For many Asian Americans, being the butt of a racist joke is an all-too-familiar experience. A new study on the ways AAPI people are represented in major movies finds this is also true on screen, revealing that more often than not, audiences are expected to laugh at an AAPI character rather than laugh with one.
Across the board, AAPI characters usually only get to be the object in major movies rather than the subject, according to a study released Tuesday by the Geena Davis Institute on Gender in Media, which partnered with Gold House and the Coalition of Asian Pacifics in Entertainment. Their report, “I Am Not a Fetish or Model Minority: Redefining What it Means to Be API in the Entertainment Industry,” lays out the ways that popular movies perpetuate tropes that objectify and flatten AAPI people. The rise in anti-Asian attacks and harassment over the past year and a half has underscored the importance of interrogating how pop culture perpetuates harmful perceptions of Asian Americans, which can lead to real-life racism and violence.
The researchers analyzed the AAPI characters in each of the 10 highest-grossing films from 2010 to 2019. Because the sample size was so small (for instance, there were zero AAPI characters in the highest-grossing films from 2010 to 2013), they did an additional analysis using all films with any AAPI people in the main cast that were released by major studios and streaming platforms between 2017 and 2020.
While there was no single trope that dominated, many of the films portrayed AAPI characters as one or more of the most common Asian stereotypes, including the “model minority,” the “forever foreigner” and the “nerd,” and portrayed East Asian women as “exotic” or “dragon ladies.” The study also found that many of the AAPI characters were only depicted in stereotypical jobs, like “working in tech” or being a “shop owner.” When an AAPI character was meant to be funny, they were almost twice as likely to be the character audiences were supposed to laugh at (43.4%) rather than laugh with (23.5%).
The researchers also looked at what traits AAPI characters displayed when they appeared in these films. For example, with characters that perpetuated the “model minority” stereotype, about 60% were written as “smart,” and 47% were written as “hard-working.” But fewer than a third of these characters “displayed leadership traits” or “were seen as cool.” Instead, when they were on screen, the characters with these traits were portrayed as meek, docile and one-dimensional, reinforcing the model minority trope.
Time and again, studies like these have illustrated the ways that AAPI representation on screen and off screen are intertwined. To better understand this, one component of the study involved a survey of more than 300 AAPI people working in Hollywood, conducted in June by CAPE.
In that survey, only 43.5% of the respondents said they felt their “voice is valued.” Nearly 90% said they have been the only AAPI person in the room, more than 75% said they have felt tokenized, and 81% said they have experienced microaggressions at work, like someone confusing them for another Asian person or assuming they don’t speak English.
The vast majority of respondents said they feel AAPI representation in Hollywood is moving in the right direction, but nowhere near fast enough. The survey found that many AAPI creators see a gap between their own definition of “representation” and the definition held by the industry at large.

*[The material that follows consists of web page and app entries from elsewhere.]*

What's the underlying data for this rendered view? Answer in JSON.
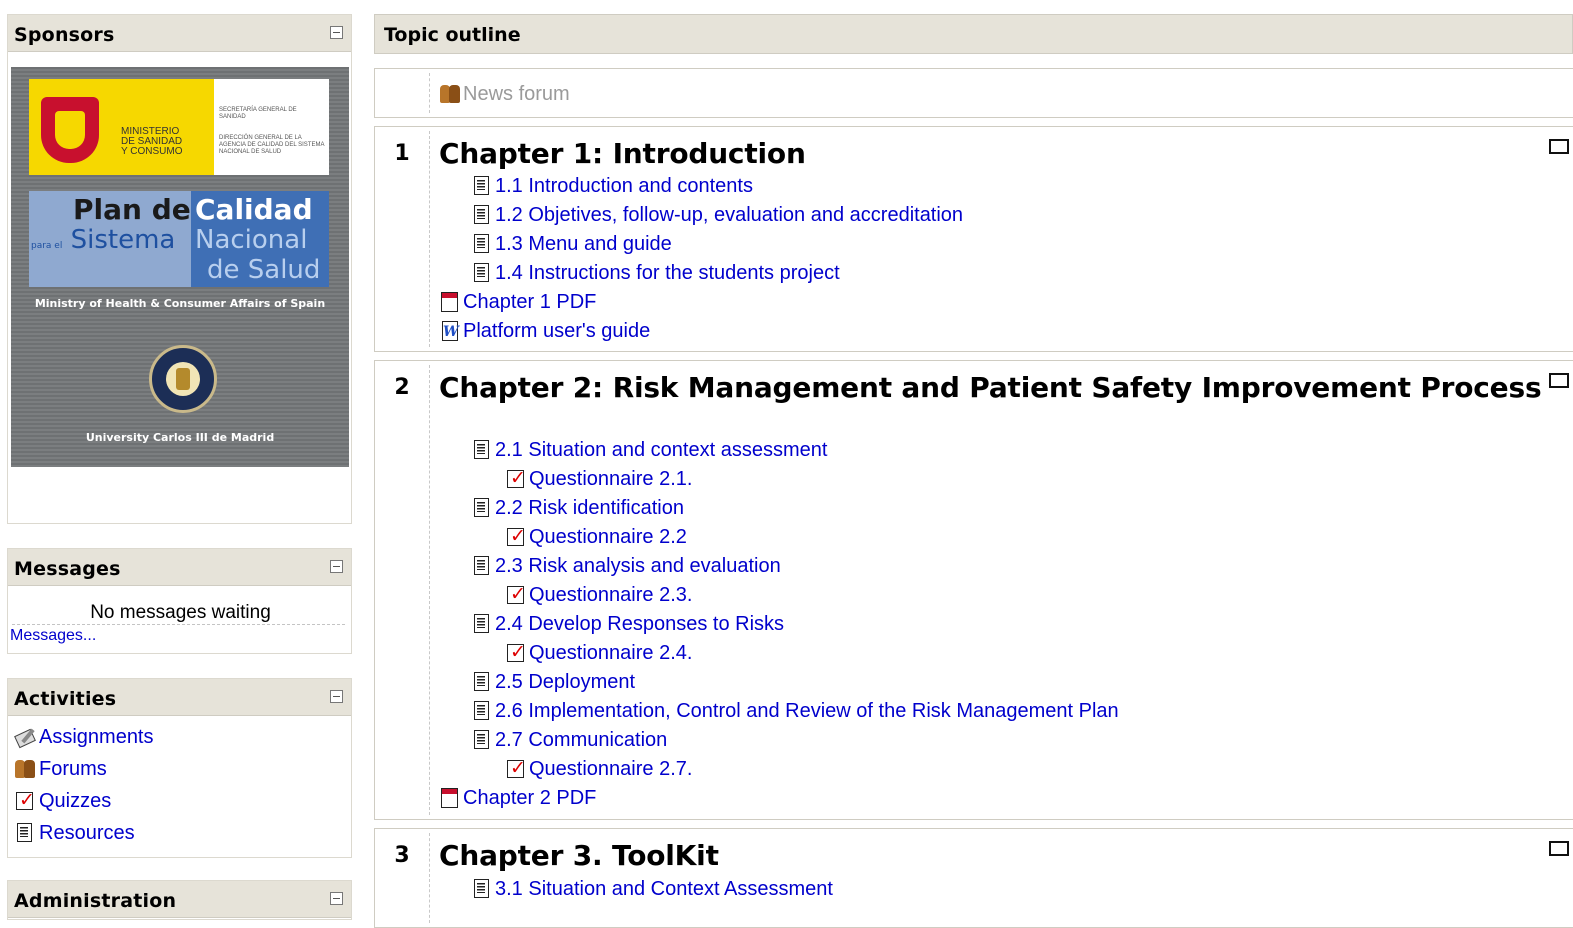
{
  "sponsors": {
    "title": "Sponsors",
    "ministry_line1": "MINISTERIO",
    "ministry_line2": "DE SANIDAD",
    "ministry_line3": "Y CONSUMO",
    "secretaria": "SECRETARÍA GENERAL DE SANIDAD",
    "direccion": "DIRECCIÓN GENERAL DE LA AGENCIA DE CALIDAD DEL SISTEMA NACIONAL DE SALUD",
    "plan_1": "Plan de",
    "plan_2": "Calidad",
    "plan_3_small": "para el",
    "plan_3": "Sistema",
    "plan_4": "Nacional",
    "plan_5": "de Salud",
    "ministry_en": "Ministry of Health & Consumer Affairs of Spain",
    "university": "University Carlos III de Madrid"
  },
  "messages": {
    "title": "Messages",
    "empty_text": "No messages waiting",
    "link": "Messages..."
  },
  "activities": {
    "title": "Activities",
    "items": [
      {
        "label": "Assignments",
        "icon": "assignment-icon"
      },
      {
        "label": "Forums",
        "icon": "forum-icon"
      },
      {
        "label": "Quizzes",
        "icon": "quiz-icon"
      },
      {
        "label": "Resources",
        "icon": "resource-icon"
      }
    ]
  },
  "administration": {
    "title": "Administration"
  },
  "outline": {
    "title": "Topic outline",
    "news_forum": "News forum",
    "sections": [
      {
        "number": "1",
        "title": "Chapter 1: Introduction",
        "items": [
          {
            "label": "1.1 Introduction and contents",
            "icon": "resource-icon"
          },
          {
            "label": "1.2 Objetives, follow-up, evaluation and accreditation",
            "icon": "resource-icon"
          },
          {
            "label": "1.3 Menu and guide",
            "icon": "resource-icon"
          },
          {
            "label": "1.4 Instructions for the students project",
            "icon": "resource-icon"
          },
          {
            "label": "Chapter 1 PDF",
            "icon": "pdf-icon"
          },
          {
            "label": "Platform user's guide",
            "icon": "word-icon"
          }
        ]
      },
      {
        "number": "2",
        "title": "Chapter 2: Risk Management and Patient Safety Improvement Process",
        "items": [
          {
            "label": "2.1 Situation and context assessment",
            "icon": "resource-icon"
          },
          {
            "label": "Questionnaire 2.1.",
            "icon": "quiz-icon"
          },
          {
            "label": "2.2 Risk identification",
            "icon": "resource-icon"
          },
          {
            "label": "Questionnaire 2.2",
            "icon": "quiz-icon"
          },
          {
            "label": "2.3 Risk analysis and evaluation",
            "icon": "resource-icon"
          },
          {
            "label": "Questionnaire 2.3.",
            "icon": "quiz-icon"
          },
          {
            "label": "2.4 Develop Responses to Risks",
            "icon": "resource-icon"
          },
          {
            "label": "Questionnaire 2.4.",
            "icon": "quiz-icon"
          },
          {
            "label": "2.5 Deployment",
            "icon": "resource-icon"
          },
          {
            "label": "2.6 Implementation, Control and Review of the Risk Management Plan",
            "icon": "resource-icon"
          },
          {
            "label": "2.7 Communication",
            "icon": "resource-icon"
          },
          {
            "label": "Questionnaire 2.7.",
            "icon": "quiz-icon"
          },
          {
            "label": "Chapter 2 PDF",
            "icon": "pdf-icon"
          }
        ]
      },
      {
        "number": "3",
        "title": "Chapter 3. ToolKit",
        "items": [
          {
            "label": "3.1 Situation and Context Assessment",
            "icon": "resource-icon"
          }
        ]
      }
    ]
  }
}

Nearly all of the survey respondents agreed that representation means “portraying a group of people in an authentic way on screen.” However, only 42.9% of them said they think Hollywood as a whole considers that the definition. Instead, many of them said they believe industry leaders define representation as “serving as a proxy for a certain group.”
Elsewhere, respondents elaborated on the ways they think the entertainment industry has a much lower bar for representation, writing that they’ve often worked with industry leaders who treat the issue as simply a “check box you have to tick” — when in reality, “just being on screen is not enough.”
The overwhelming theme of both the report’s recommendations and the survey responses from AAPI people in Hollywood is the idea of “more”: more kinds of AAPI stories and characters, more people telling them, more investment in them and more AAPI people working in Hollywood at all levels, from crew members to casting directors to studio executives.
The researchers also emphasized that no single story can stand in for an entire community or group, urging Hollywood to pay attention to what kinds of Asian stories are overrepresented, and to aim to portray a wider range of lived experiences of AAPI people.
One of the study’s recommendations is for “more balance” in storytelling. In addition to avoiding stereotypes and tropes that flatten AAPI characters, it’s also about depicting AAPI people as multidimensional and complicated. For example, one of the respondents in the survey wrote: “I would like to see us as empowered and edgy.”
Other respondents said they want to see greater representation of mixed-race and multi-ethnic characters and families, as well as more AAPI inclusion in classic genres like coming-of-age or romance stories. Many said they hoped to see fewer stories where a character’s AAPI identity, or their immigrant experience, is the sole plot point or catalyst for the character’s story arc — reflecting a desire for Asian Americans to be seen as our whole selves.
Read the full report here.
This article originally appeared on HuffPost and has been updated.